The two seem like a perfect match for one another. D&D is driven by the imagination of the players and game master, working together to populate and adventure across an ever-changing world, and the themes of Mass Effect align perfectly with that philosophy.
“Unlike a game of make-believe, D&D gives structure to the stories, a way of determining the consequences of the operatives’ action. Players roll dice to resolve whether their attacks hit or miss or whether their operatives can scale a cliff, roll away from the strike of a biotic attack, or pull off some other dangerous task. Anything is possible, but the dice make some outcomes more probable than others,” the player’s manual reads.

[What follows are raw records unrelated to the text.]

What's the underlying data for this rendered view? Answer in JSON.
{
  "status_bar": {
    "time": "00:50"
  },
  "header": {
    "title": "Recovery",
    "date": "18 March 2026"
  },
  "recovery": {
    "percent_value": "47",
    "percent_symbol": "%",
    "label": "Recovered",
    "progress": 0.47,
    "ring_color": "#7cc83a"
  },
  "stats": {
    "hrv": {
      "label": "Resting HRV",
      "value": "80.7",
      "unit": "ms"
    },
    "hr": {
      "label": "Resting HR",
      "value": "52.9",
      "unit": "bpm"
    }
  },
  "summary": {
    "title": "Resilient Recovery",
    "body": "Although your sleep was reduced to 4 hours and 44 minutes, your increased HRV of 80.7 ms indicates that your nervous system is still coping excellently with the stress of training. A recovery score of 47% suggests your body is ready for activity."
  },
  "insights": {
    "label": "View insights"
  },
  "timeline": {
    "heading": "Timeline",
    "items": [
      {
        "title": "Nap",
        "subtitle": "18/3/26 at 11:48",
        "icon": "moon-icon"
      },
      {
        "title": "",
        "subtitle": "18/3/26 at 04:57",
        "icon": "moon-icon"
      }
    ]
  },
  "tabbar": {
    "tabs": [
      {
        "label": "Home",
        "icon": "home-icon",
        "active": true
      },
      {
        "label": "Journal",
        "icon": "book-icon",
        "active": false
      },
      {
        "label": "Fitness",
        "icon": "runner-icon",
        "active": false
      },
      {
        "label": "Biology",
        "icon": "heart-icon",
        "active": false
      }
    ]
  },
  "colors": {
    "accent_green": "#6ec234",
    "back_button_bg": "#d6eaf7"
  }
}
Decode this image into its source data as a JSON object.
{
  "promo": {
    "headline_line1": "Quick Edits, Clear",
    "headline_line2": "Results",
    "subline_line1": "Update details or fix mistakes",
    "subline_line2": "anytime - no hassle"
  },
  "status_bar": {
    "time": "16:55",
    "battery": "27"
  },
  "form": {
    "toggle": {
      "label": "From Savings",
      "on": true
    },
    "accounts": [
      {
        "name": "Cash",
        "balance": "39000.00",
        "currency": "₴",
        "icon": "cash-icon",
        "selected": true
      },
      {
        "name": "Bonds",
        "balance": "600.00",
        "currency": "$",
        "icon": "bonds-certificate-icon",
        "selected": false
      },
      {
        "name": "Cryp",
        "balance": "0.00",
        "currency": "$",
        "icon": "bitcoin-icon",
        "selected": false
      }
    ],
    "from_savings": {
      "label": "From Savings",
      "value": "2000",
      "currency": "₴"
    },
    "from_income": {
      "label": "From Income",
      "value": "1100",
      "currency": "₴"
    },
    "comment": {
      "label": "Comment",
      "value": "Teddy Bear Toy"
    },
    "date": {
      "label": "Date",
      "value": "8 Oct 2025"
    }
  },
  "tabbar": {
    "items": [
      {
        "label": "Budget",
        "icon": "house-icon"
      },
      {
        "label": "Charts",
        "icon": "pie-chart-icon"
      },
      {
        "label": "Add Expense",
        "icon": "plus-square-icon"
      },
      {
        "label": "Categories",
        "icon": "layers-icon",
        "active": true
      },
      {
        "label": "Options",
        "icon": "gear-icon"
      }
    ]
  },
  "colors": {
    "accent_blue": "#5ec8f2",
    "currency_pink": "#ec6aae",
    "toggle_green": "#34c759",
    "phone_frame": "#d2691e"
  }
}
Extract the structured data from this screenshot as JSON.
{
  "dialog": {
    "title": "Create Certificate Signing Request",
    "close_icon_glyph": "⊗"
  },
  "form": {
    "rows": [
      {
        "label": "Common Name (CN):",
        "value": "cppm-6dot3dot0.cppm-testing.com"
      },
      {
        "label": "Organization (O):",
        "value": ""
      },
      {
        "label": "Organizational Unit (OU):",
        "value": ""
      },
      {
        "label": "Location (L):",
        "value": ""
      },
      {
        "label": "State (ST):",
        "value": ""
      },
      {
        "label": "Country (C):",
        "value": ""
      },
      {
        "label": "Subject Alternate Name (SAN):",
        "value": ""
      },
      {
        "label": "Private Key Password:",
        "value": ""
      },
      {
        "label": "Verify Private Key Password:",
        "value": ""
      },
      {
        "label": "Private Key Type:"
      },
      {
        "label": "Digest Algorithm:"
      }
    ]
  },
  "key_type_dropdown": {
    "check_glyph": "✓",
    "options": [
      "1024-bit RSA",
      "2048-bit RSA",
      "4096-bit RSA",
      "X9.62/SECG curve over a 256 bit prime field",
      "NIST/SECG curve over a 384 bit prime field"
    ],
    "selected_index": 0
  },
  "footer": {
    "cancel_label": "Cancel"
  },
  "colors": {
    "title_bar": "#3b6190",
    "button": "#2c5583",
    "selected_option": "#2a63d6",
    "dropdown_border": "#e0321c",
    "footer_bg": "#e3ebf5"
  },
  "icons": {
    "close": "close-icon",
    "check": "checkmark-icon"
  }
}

Directed by a Galaxy Master, who will tell the story and play the roles of all non-player characters, players (referred to as operatives) team up to complete various types of missions together. You could be exploring an ancient derelict ship, plundering the ruins of a long-lost, advanced civilization, or fighting off dangerous pirates in a mining colony. The operatives themselves are granted a wide range of freedom to accomplish their tasks- they “can solve puzzles, talk with other characters, battle alien monsters, and discover advanced technologies and relics from a past age.”
And the best part is, unlike the console games, there’s no real end to the story. Once you finish a mission, you can start up another one, making the game as vast as the galaxies they’re set in.
Yes, “galaxies”. The rule set provides two different settings for your campaign, the Milky Way galaxy, and the Andromeda galaxy. While both galaxies may share the same components that are common across the Mass Effect games, Andromeda will offer contrasting challenges to the player as compared to the Milky Way, and vice versa.
As a fan of the series, I can’t wait to get a group together to play this homebrew. D&D is a great social experience, a fun way for players to have deeper, more meaningful interactions within a game. I’m excited by the opportunity to bring Adara Sythis and Ascendant, my Asari Adept and Geth Prime from the ME3 multiplayer, to life (in a sense). Although I may not be able to stand alongside Garrus or Drack, the prospect of jumping through a mass relay, alone, revives my excitement.
Seriously, EA. Make the remaster happen. We all want it.
Fanatic to the extreme. When I'm not busy writing about or playing games, I can be found nerding out over mixed martial arts, heavy metal, and molecular gastronomy.